Christina’s October 15 talk took a deeper dive—a spelunking exploration into what timebank vibe means to the whole and, to cite Megan Garber again, what it means as part of a journey toward self-discovery. There’s a wealth of motivation to explain why people get involved. Some reasons have are economic. Others have nothing to do with dollars and cents. Because in timebanking, “currency” is measured—earned and spent—in timebank hours. And for those on a budget, or with limited and fixed incomes, this can be an exceedingly helpful advantage because we can still get our needs met and also help others in the same way, even when we can’t afford it in greenbacks. For others, there’s motivation to widen the circle of good friends, enriching an experience of community along the way. And for others still, a non-material, spiritual (metaphysical, ineffable, sometimes sacred) energy compels involvement. Sometimes it’s all of the above: a desire to support others, be supported, and know intrinsically that timebanking’s ethos is real and can be felt when we all have a chance to feel valued and offer something in return.

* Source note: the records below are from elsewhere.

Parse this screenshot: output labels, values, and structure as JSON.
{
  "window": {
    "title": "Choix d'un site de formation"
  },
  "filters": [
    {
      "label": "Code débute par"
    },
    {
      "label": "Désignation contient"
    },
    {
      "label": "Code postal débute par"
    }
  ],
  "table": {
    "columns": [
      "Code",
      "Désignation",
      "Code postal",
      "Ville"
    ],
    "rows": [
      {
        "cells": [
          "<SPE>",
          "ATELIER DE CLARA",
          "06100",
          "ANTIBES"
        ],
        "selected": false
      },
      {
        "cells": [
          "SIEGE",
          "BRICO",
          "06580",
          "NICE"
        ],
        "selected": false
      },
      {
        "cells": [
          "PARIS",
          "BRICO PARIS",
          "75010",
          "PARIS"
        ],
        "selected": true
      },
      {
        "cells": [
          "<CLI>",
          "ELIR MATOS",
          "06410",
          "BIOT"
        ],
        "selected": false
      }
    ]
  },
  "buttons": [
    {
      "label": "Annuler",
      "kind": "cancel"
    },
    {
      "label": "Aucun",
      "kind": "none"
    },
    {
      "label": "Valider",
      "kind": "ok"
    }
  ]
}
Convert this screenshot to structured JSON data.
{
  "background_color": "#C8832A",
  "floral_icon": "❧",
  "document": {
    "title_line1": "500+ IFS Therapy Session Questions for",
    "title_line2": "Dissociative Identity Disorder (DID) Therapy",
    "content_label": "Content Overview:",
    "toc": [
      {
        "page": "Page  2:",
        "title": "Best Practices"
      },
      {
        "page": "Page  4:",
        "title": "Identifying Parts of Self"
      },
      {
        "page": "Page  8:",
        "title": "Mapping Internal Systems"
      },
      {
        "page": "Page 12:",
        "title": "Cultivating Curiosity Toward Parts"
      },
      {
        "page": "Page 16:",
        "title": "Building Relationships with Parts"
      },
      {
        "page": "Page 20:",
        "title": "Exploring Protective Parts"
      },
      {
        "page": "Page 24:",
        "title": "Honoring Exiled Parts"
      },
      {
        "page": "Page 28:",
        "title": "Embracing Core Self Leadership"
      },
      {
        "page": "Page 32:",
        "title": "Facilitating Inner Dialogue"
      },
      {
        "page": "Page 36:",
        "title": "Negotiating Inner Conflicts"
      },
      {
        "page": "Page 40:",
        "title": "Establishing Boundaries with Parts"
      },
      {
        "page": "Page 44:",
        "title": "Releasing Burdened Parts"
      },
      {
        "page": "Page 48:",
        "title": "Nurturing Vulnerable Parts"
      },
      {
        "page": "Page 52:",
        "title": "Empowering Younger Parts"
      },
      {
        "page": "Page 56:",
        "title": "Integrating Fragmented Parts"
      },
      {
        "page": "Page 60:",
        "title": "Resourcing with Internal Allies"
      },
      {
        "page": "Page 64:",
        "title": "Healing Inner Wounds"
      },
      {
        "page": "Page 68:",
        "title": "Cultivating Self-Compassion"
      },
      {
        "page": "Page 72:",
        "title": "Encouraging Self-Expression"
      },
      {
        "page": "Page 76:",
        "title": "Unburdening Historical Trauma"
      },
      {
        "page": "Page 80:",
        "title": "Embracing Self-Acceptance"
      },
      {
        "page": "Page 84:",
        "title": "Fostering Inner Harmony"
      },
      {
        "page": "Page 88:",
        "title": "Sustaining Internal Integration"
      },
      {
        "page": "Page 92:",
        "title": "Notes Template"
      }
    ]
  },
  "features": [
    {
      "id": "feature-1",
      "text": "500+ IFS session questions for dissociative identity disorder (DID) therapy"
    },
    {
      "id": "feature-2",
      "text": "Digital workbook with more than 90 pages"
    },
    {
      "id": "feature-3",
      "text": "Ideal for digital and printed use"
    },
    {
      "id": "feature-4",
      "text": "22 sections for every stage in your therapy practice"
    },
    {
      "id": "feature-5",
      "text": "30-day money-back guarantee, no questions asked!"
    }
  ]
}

By Grace Maselli
Hard to believe it’s Turkey Time again! Members and friends, join us at a shared, festive, pre-Thanksgiving potluck table where young and old alike (and everything in between) are whole-heartedly and timebank-style welcome. We’d love to see you in Tampa for this year’s “Friendsgiving” where we’ll be serving up goodies and gratitude. So bring a fun dish to share! Here’s the down-low on the not-so-skinny holiday:
|Date||Tuesday, November 19, 2019|
|Address||Life Enrichment Center
9704 North Boulevard, Tampa, FL 33612; phone: 813.932.0241
|Questions?||Contact email@example.com or call (215) 834-4567 and reference our Thanksgiving potluck at LEC|
It’s jewelry time. Bring yer stuff. Swap some rings, bracelets, necklaces, baubles. Brooches, gems, treasures, charms. Join us soon on Tuesday, June 18—our Third Tuesday of Every Month member-and-guest meeting and orientation. We hang out at Tampa’s Life Enrichment Center (LEC). Our Third Tuesdays are part of TBT’s revitalization initiative to dispatch our efforts further into the community.
And, sure, this Third Tuesday, we’ll be a little preoccupied with costume jewelry—and even take a crack at some jewelry repair with our needle-nosed pliers and tiny hammers and such. So bring what you have and pitch in. Swap some shiny trinkets. And for the menfolk (and women who are into it), bring your big old corn knife and hay cutter machete. Bring yer fruit scissors and pruning loppers and toss in some stories about how you lopped and carved and ate fruit. Or just bring some pliers to potentially trade. It’s all about connection and fun. And per our prime directive: This month, as always, we’re dedicated to education around our mission—exchanges, as explained here in our flyer!
|Date||Tuesday, June 18, 2019|
|Address||LEC: 9704 North Boulevard, Tampa, FL 33612; phone: 813.932.0241|
|Questions?||Contact firstname.lastname@example.org or call 608.335.2382